▸ PROBLEM TO WORK ON:
Select the lines of the records containing the word "Добавить" and list them.

(EXERCISE DATA)

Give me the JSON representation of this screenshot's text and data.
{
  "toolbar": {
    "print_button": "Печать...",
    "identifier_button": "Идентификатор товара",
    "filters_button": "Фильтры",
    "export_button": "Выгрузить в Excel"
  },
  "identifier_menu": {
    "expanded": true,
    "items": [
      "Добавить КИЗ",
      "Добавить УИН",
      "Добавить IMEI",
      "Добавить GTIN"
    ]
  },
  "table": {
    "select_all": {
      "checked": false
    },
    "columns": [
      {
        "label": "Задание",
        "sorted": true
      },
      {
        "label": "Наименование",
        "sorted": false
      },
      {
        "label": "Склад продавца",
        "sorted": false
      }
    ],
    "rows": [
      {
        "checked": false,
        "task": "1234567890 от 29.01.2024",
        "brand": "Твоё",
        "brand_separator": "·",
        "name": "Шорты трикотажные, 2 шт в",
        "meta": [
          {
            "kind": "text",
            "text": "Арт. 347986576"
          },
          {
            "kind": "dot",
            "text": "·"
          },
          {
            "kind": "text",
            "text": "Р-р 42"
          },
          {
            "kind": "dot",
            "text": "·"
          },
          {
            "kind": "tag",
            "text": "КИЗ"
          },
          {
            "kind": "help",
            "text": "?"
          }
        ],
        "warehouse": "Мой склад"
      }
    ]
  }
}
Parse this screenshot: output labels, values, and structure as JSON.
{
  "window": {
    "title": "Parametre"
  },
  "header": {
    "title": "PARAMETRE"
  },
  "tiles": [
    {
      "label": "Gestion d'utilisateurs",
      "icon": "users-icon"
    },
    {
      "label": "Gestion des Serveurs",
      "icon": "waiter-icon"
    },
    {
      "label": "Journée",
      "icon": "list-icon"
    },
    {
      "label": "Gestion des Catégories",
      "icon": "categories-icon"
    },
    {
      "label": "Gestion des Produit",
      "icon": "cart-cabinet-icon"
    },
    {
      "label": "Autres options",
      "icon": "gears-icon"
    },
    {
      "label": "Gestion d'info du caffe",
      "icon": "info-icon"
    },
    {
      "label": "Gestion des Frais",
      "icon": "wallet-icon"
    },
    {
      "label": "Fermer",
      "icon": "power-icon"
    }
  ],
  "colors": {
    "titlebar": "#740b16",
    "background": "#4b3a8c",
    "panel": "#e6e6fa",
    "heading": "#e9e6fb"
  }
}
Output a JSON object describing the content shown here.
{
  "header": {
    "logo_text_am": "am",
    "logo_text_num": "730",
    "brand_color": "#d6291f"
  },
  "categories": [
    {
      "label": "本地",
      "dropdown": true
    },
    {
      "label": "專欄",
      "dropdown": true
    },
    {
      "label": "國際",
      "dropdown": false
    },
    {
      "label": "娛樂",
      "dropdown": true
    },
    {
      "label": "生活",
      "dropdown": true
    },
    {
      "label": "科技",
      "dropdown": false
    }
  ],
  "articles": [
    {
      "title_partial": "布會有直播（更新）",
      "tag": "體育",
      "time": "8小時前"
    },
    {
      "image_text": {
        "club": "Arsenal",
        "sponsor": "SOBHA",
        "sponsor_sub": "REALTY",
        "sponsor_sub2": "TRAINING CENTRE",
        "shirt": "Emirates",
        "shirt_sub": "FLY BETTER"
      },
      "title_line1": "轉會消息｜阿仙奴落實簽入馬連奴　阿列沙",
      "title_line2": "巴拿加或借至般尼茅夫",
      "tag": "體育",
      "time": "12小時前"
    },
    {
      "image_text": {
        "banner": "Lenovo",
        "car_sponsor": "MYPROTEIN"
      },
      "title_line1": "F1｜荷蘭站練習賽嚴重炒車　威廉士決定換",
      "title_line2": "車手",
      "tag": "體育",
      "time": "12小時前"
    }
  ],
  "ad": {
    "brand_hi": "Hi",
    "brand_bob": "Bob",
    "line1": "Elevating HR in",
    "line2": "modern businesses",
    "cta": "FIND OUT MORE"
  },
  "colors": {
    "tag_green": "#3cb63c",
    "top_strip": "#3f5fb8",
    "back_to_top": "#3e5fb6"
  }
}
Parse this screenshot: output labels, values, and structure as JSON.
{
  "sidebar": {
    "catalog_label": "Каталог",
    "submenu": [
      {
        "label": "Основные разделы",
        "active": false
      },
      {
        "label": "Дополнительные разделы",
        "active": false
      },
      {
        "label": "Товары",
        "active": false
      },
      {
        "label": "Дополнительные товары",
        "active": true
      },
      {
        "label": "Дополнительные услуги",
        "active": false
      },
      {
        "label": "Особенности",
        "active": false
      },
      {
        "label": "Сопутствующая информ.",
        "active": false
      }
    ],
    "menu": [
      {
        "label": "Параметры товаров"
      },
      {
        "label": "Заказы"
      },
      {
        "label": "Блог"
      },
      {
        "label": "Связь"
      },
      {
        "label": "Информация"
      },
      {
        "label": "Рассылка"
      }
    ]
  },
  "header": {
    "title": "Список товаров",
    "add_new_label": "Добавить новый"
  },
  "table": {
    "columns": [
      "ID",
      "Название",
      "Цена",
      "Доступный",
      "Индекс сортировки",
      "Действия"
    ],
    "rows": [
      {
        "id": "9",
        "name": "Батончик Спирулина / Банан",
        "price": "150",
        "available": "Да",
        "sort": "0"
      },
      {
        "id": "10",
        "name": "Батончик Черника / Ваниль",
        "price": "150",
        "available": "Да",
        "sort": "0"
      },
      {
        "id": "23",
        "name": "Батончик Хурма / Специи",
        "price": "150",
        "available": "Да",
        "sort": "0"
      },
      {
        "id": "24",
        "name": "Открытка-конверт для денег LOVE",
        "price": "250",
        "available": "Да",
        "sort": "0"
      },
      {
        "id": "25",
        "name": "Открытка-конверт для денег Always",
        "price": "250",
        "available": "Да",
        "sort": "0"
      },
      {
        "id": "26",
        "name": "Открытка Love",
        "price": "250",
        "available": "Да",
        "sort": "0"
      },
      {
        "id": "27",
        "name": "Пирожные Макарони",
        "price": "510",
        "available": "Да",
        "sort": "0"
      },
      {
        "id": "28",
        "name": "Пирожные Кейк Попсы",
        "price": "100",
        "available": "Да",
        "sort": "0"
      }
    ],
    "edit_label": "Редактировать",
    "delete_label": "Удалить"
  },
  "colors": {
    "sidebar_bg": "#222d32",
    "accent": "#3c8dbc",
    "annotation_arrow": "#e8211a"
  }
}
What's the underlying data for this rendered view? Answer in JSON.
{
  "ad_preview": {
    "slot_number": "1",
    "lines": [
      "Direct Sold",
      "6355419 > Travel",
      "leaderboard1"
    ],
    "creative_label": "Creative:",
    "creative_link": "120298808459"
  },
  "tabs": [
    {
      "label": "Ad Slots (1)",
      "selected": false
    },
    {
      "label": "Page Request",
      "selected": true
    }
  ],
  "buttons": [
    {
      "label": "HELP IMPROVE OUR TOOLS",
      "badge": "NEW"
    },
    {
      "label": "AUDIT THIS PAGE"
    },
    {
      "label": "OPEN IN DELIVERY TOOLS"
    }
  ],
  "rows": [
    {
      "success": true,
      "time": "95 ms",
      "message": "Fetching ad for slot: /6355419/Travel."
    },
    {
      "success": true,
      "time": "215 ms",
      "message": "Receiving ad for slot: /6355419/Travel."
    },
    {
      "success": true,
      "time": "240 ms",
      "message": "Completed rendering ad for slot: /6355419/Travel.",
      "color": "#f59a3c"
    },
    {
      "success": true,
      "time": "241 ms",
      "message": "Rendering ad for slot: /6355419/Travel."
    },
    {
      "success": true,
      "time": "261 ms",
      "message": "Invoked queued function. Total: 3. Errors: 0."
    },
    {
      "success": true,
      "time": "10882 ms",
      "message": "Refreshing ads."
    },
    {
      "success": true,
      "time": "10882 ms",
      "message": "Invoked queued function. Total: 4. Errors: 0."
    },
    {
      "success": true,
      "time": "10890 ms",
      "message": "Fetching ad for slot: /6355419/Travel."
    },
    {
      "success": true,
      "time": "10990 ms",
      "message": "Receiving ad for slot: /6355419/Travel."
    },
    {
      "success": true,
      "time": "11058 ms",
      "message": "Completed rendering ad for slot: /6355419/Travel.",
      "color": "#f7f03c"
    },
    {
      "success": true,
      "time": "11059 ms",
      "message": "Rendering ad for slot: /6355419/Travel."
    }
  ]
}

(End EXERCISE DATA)

▸ EXERCISE ANSWER:
      "Добавить КИЗ",
      "Добавить УИН",
      "Добавить IMEI",
      "Добавить GTIN"
    "add_new_label": "Добавить новый"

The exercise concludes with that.